Shortages in bandwidth and resources may keep HR departments from performing self-audits, Weber said. The benefits they produce, however, may encourage HR pros to make the time and manpower available. The findings of self-audits will educate team members, Weber said. Self-audits will emphasize the importance of compliance. And, while they'll illuminate problem areas, they will help teams understand their starting point and define their path forward. Finally, "a self audit is controlled. You get to decide," Weber said at the conference. "That's not the case with the DOL or EEOC."
The following self-audit steps are based on information Weber presented at the DMEC conference.
1. Fill in the self-audit 'madlib'
To start a self-audit, HR departments need to pick a subject. "You can think about it like a madlib. What do I want to audit my program for? Fill in the blank," Weber said. An HR department may want to make its organization more compliant, for example. "If you're coming at it with that lens, then your predetermined criteria are things like: did I send out my rights and responsibilities for [the Family Medical Leave Act]?; Do I have a policy?; Are managers making termination decisions by checking with us?"
Once the focus of the audit has been chosen, leaders need to make a manageable but thoughtful plan and communicate it to the team, Weber said. The plan should follow a simple pattern: audit, find the change, make the change and assess.
2. Dig through documentation
Technology has made it easier for employees to access policies, but company intranets can also bury documentation that escapes regular updates and causes confusion later on. Weber's solution? Catalog everything. "Once you do it once, you'll know where things are and be able to update them," Weber said. This process may reveal the need to create policies, which allow employers to defend their standards, Weber said. Weber noted that she sees trainings as a part of documentation: "If there is a discrepancy between training and policy, which one is right?"
3. Tour the facility
The self-auditing team will need to tour the office with an unbiased mindset to see problems they may view as a normal part of the workplace on any other day. They should scan the office walls to make sure they spot required posters among office decor. They should ensure no confidential information is left out in the open.
This step provides a good moment for HR departments to talk to different teams and receive feedback on whatever they're auditing. "You're not going to make a change over everything they talk about, but they're probably your biggest resource in terms of a self-audit," Weber said. "They know about the employee who has a legitimate gripe because something was handled poorly."
4. Look over communications
Weber recommended employers comb through the communication chains coming out of exchanges in which employees were denied their requests. "Those communications can be telling," she said.
"Question everything about the process to see if there was a different or better way."
5. Hunt for process gaps
One process may involve several people, teams and systems.
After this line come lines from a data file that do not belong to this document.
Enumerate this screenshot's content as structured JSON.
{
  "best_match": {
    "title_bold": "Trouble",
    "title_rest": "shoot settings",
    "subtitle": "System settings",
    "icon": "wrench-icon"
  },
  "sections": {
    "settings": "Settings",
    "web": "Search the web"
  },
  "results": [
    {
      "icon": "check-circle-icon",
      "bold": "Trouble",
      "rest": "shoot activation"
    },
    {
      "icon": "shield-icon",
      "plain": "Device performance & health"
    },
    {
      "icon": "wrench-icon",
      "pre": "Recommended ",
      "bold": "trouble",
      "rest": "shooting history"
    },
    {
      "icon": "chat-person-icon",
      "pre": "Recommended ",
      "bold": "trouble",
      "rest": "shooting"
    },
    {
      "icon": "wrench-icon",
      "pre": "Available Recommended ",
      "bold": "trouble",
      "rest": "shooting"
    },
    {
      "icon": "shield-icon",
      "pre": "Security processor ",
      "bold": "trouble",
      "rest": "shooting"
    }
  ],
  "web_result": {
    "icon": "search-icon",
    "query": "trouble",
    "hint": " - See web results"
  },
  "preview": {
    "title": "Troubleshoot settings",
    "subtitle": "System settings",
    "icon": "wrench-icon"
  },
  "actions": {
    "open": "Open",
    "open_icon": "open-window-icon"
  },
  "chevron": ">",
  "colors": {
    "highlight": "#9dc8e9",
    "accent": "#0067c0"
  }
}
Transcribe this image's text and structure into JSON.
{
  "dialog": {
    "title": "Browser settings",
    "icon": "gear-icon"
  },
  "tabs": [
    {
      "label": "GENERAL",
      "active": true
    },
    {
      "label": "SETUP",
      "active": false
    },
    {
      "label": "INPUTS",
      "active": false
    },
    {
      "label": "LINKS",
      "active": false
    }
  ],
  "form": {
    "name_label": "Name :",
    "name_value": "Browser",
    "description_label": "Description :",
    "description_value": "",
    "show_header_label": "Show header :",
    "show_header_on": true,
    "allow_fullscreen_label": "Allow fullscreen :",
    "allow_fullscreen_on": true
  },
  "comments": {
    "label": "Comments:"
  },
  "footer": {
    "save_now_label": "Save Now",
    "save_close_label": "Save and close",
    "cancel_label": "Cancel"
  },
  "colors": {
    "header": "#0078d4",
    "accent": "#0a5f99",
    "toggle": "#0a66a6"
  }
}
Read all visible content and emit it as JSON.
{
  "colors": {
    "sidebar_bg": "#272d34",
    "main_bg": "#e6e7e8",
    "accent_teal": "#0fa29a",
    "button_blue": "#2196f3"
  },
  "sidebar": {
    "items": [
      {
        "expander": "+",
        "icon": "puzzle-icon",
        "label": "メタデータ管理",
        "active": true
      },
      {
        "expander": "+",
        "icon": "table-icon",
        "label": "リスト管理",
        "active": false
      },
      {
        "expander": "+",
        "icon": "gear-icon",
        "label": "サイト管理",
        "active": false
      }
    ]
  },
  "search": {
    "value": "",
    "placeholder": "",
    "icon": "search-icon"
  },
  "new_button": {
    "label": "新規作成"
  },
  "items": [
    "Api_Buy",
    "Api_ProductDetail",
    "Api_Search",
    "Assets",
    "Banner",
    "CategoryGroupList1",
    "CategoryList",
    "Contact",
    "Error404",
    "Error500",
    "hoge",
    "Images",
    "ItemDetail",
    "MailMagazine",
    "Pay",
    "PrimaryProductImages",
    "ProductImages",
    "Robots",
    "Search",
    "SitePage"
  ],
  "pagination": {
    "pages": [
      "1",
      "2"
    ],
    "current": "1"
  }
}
When that's the case, find where an employee's request or task could get lost and "close those ends up," Weber said. "We're never going to be 100% of the way there, but try your best."
6. Analyze your data
Organizations may send data out to other institutions. They may receive data. They'll use data for payroll, benefits, leave requests and more. "Query this," Weber said. "Is this data accurate?"
7. Carry out a 'detailed' claim review
The last step is the most important one, Weber said. "There's no substitute. If you want to truly audit your plan, you have to do this," Weber said. Identify the employee claims in question and sort through all of their details. "When you get to this, you'll be in a good position to succeed."